CN says that a tentative agreement has been reached with 3,200 conductors and yard crews working on the company’s mainline and yards in Canada for a new collective agreement. The company transported about 170,000 barrels of crude oil per day, critical shipping capacity because of the pipeline shortage that forced the Alberta government to curtail production by 325,000 barrels per day in January.
The agreement will allow for CN employees to return to work at 2 p.m. local times Tuesday, and yard assignments will start at 6 a.m. local times Wednesday. and there will be no job action during the ratification period.
The results of the ratification votes are expected within eight weeks.
“We want to thank our customers for their patience and support and assure them that CN is preparing to resume full rail operations as soon as possible,” said JJ Ruest, president and chief executive officer of CN. “I would also like to personally thank our employees who kept the railroad moving safely at a reduced capacity. CN and its people are committed to moving the North American economy by providing freight service that enables economic growth.”
The tentative agreement must now be ratified by Teamster members via secret-ballot electronic voting. Before the voting period opens, union meetings will be held across the country to explain the terms of the agreement to members. The process usually takes several months.
“I am pleased to announce that we’ve reached a tentative agreement with CN. I would like to thank our members for their incredible courage and solidarity,” said the president of Teamsters Canada, François Laporte. “I would also like to thank all the Teamster local unions from across different industries, all the labour organizations and members of the public who supported us on the picket line.”
Details of the tentative agreement will not be released until the members have had a chance to review the document first.
The Teamsters union thanked Prime Minister Justin Trudeau for respecting workers’ right to strike and acknowledged Labour Minister Filomena Tassi, Transport Minister Marc Garneau, and the Federal Mediation and Conciliation Service for helping the parties find common ground.
“Previous governments routinely violated workers’ right to strike when it came to the rail industry. This government remained calm and focused on helping parties reach an agreement, and it worked,” added Laporte.
Teamsters represent close to 125,000 workers in Canada in all industries, including over 16,000 in the rail sector. The International Brotherhood of Teamsters, with which Teamsters Canada is affiliated, has 1.4 million members in North America.

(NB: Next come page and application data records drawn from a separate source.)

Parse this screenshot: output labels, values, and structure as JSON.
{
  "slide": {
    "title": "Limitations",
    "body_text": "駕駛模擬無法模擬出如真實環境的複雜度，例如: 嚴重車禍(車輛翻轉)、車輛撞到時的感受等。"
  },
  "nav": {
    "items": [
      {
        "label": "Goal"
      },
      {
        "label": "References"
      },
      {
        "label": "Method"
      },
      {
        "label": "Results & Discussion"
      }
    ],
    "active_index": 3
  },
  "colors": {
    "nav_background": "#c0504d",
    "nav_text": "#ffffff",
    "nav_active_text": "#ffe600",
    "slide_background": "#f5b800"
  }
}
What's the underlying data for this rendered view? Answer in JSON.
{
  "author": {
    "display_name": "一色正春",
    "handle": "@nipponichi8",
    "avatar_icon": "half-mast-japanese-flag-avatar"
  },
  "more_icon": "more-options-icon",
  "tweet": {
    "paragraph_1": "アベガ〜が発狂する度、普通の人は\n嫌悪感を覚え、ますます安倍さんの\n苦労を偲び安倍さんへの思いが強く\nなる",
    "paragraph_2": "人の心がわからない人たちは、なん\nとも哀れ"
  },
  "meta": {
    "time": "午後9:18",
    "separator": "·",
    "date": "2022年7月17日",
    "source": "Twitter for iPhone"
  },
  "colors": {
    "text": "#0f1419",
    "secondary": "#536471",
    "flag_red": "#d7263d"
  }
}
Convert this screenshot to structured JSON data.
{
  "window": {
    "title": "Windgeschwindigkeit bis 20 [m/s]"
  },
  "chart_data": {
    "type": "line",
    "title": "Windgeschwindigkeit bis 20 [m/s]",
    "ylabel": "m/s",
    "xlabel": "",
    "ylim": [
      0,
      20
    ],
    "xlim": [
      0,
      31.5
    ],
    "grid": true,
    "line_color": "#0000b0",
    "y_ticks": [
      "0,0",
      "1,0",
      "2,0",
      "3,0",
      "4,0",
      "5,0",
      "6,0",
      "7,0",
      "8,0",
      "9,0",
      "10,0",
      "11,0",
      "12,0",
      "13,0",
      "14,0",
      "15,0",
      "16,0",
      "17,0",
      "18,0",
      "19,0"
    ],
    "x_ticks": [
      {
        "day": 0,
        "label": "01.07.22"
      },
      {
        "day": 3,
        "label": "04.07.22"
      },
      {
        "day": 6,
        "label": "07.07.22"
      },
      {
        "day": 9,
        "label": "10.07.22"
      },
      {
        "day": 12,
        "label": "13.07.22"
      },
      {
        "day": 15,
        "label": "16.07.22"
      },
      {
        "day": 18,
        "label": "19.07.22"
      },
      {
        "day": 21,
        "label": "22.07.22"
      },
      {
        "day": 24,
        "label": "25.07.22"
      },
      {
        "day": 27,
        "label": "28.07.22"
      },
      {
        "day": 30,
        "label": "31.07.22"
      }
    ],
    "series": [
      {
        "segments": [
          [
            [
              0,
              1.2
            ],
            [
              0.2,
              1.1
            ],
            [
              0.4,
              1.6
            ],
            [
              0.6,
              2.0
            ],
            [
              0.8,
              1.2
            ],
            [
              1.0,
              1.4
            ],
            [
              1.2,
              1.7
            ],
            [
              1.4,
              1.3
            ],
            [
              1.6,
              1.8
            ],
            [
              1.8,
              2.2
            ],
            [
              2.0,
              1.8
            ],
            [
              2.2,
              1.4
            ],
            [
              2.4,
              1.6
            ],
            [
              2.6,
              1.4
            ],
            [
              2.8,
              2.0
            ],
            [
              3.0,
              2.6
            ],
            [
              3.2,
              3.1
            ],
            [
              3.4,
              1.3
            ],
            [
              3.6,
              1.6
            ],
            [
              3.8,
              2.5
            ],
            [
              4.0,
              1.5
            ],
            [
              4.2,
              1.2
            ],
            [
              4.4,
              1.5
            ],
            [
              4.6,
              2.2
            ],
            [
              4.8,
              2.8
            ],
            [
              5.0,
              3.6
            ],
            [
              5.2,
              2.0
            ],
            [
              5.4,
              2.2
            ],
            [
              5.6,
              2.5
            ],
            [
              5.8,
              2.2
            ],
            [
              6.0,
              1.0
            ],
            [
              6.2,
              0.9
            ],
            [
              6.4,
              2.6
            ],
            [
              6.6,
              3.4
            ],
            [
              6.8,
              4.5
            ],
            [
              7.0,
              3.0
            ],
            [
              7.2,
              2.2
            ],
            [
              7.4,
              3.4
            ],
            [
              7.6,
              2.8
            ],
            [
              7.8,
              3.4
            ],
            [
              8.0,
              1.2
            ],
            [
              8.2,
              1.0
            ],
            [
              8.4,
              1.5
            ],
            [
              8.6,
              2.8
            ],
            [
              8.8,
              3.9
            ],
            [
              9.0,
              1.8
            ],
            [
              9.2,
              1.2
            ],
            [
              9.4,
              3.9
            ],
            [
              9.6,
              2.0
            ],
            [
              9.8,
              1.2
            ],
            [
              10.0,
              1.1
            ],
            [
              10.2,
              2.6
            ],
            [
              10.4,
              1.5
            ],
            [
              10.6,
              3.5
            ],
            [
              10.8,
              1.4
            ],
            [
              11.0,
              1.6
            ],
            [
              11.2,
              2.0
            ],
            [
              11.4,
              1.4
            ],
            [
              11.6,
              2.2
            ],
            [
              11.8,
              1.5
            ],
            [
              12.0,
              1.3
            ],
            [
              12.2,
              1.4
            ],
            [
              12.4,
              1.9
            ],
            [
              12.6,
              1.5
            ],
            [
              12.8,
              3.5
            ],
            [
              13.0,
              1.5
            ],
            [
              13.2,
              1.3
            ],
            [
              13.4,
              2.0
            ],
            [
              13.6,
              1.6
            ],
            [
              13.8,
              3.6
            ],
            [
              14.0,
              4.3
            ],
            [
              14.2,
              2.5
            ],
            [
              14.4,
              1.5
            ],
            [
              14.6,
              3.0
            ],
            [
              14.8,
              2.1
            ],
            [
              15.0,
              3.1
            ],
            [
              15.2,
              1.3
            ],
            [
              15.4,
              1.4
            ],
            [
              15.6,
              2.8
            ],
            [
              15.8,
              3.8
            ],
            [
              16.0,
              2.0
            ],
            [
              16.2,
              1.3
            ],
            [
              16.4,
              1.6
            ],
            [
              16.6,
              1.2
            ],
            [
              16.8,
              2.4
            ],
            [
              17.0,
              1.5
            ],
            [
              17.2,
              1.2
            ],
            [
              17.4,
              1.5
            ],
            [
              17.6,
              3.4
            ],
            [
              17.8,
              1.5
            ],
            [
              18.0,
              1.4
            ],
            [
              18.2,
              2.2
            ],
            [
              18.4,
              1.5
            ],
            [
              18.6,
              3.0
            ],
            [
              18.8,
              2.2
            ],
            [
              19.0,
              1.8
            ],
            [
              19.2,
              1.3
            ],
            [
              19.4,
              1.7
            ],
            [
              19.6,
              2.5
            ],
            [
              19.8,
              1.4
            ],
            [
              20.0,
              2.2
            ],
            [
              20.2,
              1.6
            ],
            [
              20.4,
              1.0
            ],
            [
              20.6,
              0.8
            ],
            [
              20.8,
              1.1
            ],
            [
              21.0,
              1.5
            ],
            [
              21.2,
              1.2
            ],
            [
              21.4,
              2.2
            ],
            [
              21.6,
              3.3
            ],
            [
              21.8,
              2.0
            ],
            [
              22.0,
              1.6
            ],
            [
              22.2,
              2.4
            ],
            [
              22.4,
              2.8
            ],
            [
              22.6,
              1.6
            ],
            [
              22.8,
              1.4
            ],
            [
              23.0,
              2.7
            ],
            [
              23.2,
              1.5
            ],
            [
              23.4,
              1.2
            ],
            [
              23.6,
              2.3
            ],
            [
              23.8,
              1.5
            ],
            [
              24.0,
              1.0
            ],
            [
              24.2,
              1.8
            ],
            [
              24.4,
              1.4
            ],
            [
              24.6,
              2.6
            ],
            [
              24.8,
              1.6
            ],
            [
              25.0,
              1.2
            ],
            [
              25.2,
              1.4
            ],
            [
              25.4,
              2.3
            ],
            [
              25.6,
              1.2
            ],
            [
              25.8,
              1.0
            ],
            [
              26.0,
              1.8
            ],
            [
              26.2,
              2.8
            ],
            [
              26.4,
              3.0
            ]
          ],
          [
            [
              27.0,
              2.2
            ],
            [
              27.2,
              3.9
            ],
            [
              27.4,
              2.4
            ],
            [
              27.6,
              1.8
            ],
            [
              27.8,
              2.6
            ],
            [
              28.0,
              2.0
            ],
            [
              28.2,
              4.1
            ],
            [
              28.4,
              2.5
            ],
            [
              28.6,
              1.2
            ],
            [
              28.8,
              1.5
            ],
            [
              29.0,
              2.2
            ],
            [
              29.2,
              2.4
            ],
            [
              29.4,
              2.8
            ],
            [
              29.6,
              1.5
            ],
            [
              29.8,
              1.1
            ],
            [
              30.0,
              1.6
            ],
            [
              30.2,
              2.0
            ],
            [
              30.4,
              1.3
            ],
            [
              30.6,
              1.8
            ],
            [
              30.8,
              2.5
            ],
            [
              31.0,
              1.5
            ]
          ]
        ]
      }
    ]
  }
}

CN transports more than C$250 billion worth of goods annually for a wide range of business sectors, ranging from resource products to manufactured products to consumer goods, across a rail network of approximately 20,000 route-miles spanning Canada and mid-America.